“We are very efficient,” Phillips said. But around 80 percent of the city’s total budget is personnel costs, he said. To make room in the budget for all the transportation projects that are needed, “that means fewer firemen, fewer officers,” he said.

And the vast majority of the city’s budget is public safety.

“When we say reduce the budget, we’re talking about public safety,” Phillips said. “I don't think anyone in this county wants to cut these resources. We are pretty lean."

Since 1986, Coweta County has had a SPLOST, which can fund capital projects such as roads but also recreation projects, buildings, fire engines and the like. Most of the sports fields built or improved since the ‘80s have been funded with SPLOST.

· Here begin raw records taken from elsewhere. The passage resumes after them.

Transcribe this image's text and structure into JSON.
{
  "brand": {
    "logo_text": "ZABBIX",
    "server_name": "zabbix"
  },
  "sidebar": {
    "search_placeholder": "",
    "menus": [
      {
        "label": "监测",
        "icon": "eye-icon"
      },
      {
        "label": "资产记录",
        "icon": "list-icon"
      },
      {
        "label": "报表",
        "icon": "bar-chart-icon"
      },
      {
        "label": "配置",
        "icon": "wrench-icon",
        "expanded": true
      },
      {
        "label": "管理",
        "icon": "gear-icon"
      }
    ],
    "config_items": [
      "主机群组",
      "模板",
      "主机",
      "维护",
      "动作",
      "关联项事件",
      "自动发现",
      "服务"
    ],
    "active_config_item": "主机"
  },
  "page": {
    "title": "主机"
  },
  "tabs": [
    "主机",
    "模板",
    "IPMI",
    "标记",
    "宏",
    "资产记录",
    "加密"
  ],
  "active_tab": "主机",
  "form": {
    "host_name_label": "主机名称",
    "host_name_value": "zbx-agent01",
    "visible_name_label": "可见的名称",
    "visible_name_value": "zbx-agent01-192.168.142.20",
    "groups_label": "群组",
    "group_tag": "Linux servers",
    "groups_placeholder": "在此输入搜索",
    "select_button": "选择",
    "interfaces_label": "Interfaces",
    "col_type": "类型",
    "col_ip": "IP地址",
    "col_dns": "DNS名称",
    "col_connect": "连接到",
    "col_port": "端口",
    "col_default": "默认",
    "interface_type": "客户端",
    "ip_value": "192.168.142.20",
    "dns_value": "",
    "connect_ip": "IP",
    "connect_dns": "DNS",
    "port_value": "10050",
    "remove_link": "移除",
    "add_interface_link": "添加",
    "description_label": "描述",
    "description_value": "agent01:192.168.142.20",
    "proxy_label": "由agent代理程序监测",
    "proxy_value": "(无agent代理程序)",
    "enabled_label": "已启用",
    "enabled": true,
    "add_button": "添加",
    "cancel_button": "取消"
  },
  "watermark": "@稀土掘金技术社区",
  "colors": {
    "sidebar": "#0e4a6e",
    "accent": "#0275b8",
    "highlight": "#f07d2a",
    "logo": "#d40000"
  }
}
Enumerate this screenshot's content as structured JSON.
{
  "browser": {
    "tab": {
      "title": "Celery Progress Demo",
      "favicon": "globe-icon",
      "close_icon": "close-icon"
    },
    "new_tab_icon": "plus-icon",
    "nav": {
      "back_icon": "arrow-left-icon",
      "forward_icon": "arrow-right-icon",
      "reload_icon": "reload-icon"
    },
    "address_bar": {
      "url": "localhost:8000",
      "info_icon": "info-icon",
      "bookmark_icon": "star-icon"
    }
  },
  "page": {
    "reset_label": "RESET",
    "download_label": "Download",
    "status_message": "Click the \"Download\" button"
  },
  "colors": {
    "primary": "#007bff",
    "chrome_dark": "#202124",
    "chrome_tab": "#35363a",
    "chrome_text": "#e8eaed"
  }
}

“SPLOST proceeds allowed us to keep a lower millage rate, because we’ve had money to build things like the fairgrounds, the Justice Center,” Fouts said, and to restore the 1904 courthouse. “Those things would not be possible without those SPLOST dollars."

A few years ago, the county commissioners voted to take the rollback millage rate, which meant budget cuts.

“We had to reduce library hours, we cut compactor hours,” Fouts said. The county also had to raise rental rates and the Lynch Park pool closed when school started instead of after Labor Day.

“It immediately affected the citizens,” Fouts said. “I started getting phone call after phone call about $300,000 worth of revenue. It does affect people’s lives."

All of the budget information for the county and cities is subject to open records, Fouts said.

“But we go beyond that. We’re very transparent,” he said. “We’ll show you everything we have to offer to prove that there is no fat. When we talk about cutting back, the cuts are deep and it’s real."

Details on the projects and the process are available on two websites, and

Both proponents and opponents of the TSPLOST have made yard signs that are available to Cowetans who want them.

Pro-TSPLOST signs will be available starting Monday at the Newnan Coweta Chamber of Commerce, 23 Bullsboro Drive, Newnan.

Anti-TSPLOST signs are available from 9 a.m. to 5 p.m. at 14 Greenville St., Newnan or by appointment by calling 678-326-9705.